He tangles with a reoccurring journalistic / older figure (Bruce Greenwood) who accuses him of having used the folk movement for his own ends, for being inauthentic and for never really having given a damn about the issues he pretended to care about. The frustrating thing for us, which is appropriate, is that he doesn’t rise to the bait, in the same way that he obliquely battles with those who felt betrayed when he went electric.
I would not be mistaken if I said part of that sequence, complete with Edie Sedgwick rip-off Coco (Michelle Williams), is a direct homage/rip-off not to Dylan or anything Dylonesque, but to Fellini, especially 8 ½. Why director Todd Haynes felt the need to do this, I’ll never know and will never care to ask.

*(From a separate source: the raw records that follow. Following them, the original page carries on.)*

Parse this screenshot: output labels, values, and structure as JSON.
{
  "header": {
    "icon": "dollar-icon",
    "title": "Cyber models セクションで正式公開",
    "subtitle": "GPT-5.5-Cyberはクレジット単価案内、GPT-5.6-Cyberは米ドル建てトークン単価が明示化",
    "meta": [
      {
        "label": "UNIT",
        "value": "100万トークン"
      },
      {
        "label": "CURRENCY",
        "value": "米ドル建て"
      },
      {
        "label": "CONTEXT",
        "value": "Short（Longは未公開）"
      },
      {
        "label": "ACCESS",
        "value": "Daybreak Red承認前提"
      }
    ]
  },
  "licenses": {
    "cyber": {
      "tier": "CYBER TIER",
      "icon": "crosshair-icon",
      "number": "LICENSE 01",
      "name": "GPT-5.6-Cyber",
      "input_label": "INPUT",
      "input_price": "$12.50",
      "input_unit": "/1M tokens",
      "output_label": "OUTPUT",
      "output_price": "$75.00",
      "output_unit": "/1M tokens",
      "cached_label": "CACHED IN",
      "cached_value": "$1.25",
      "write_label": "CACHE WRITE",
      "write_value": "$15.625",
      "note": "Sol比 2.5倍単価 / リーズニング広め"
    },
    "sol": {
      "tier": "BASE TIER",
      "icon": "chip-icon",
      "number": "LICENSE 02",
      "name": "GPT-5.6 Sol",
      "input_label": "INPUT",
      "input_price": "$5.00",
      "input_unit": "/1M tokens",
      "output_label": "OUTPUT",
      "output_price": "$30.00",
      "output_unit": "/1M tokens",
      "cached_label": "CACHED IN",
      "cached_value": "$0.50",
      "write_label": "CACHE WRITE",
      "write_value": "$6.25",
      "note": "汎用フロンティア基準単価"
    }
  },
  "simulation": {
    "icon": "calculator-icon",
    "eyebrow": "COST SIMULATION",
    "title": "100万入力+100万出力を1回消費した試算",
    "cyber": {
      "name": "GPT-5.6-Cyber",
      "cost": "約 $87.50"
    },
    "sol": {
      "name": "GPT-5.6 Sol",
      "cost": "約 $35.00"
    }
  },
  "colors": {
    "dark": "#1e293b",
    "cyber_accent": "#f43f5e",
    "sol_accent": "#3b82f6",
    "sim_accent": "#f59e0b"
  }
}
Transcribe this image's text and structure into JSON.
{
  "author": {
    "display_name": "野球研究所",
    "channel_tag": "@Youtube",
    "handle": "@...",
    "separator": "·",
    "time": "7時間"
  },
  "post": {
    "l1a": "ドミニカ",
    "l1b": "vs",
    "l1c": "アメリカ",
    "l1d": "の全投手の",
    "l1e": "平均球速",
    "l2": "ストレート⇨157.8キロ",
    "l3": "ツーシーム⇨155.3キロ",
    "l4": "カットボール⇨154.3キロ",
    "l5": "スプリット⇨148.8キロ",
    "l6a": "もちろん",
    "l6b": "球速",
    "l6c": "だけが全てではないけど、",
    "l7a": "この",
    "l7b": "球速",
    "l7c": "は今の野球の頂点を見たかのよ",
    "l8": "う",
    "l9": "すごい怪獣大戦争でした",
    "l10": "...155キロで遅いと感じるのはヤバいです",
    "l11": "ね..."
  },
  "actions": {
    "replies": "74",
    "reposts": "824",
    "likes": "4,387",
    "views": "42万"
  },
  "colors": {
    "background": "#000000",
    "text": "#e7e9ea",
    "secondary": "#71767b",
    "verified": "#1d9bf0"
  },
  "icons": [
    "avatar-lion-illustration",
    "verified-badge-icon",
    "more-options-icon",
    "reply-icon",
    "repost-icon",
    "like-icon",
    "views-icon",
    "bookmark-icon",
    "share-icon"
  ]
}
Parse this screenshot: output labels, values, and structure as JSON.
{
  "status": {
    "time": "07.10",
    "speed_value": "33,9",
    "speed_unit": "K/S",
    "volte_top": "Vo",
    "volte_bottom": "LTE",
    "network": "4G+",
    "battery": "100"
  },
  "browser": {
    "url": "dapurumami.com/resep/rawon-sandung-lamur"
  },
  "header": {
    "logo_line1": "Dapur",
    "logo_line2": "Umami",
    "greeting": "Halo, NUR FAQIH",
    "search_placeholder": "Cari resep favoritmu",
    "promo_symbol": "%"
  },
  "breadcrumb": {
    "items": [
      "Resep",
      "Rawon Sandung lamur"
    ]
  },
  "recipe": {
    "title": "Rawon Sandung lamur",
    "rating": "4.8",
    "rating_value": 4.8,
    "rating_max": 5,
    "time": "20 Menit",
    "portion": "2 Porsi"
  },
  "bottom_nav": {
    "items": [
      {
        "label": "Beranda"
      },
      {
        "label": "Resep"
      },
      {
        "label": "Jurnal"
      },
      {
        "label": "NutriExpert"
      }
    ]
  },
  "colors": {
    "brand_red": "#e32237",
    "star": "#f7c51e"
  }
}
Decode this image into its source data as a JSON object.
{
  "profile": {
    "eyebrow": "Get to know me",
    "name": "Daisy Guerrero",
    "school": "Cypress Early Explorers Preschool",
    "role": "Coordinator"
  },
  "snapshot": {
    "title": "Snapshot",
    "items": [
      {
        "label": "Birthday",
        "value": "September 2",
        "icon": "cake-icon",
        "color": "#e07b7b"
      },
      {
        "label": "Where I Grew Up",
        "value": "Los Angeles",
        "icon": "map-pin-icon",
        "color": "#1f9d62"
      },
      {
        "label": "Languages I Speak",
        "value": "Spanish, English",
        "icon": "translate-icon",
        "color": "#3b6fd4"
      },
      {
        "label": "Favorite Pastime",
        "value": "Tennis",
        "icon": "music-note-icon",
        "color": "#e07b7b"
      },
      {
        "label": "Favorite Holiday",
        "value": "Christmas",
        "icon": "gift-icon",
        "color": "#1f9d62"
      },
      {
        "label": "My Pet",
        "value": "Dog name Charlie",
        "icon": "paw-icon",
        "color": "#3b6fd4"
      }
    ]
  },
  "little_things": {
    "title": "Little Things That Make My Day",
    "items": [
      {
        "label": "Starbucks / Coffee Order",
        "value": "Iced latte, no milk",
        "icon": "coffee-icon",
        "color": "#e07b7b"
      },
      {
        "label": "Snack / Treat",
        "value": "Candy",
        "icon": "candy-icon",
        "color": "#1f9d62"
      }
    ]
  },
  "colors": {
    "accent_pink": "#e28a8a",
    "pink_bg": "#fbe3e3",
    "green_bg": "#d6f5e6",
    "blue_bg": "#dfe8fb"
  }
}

Still, at least there wasn’t someone playing Andy Warhol instead as the vapid vampire that he was during this eminently appropriate timeframe.
The film probably is too long, but it never really wore out its welcome with me.
There were plenty of times where I was saying, “this would be a good place to end it,” then having another five and then ten minutes elapse and saying again, “this would be a good place to end it”, but because of the fractured and distillated way it is put together, it hardly matters when and where it begins and where it ends. If I have a major criticism, it’s that many of the sequences fair reek of incredible preciousness and pretentiousness. Especially the straight to camera philosophising of Ben Whishaw as another Dylan variant spinning the most pretentious drek straight into the camera.
Still, you’d be a fool not to expect pretentiousness from these people: like Dylan, this hack of a director and many of these actors. If you can tolerate heavy doses of it, then you may get something out of this experience. A deep understanding of who Dylan was and is you will not get from watching this flick. A fleeting, chaotic, stream of consciousness glimpse at some stuff about a man with more personalities and personas than the worst schizophrenic with multiple personalities disorder, is more likely what you’d be privy to.
7 times I’ll be the first to admit that there’s something happening, but I don’t know what it is out of 10
“One word for your fans?”
- “Astronaut.” – I’m Not There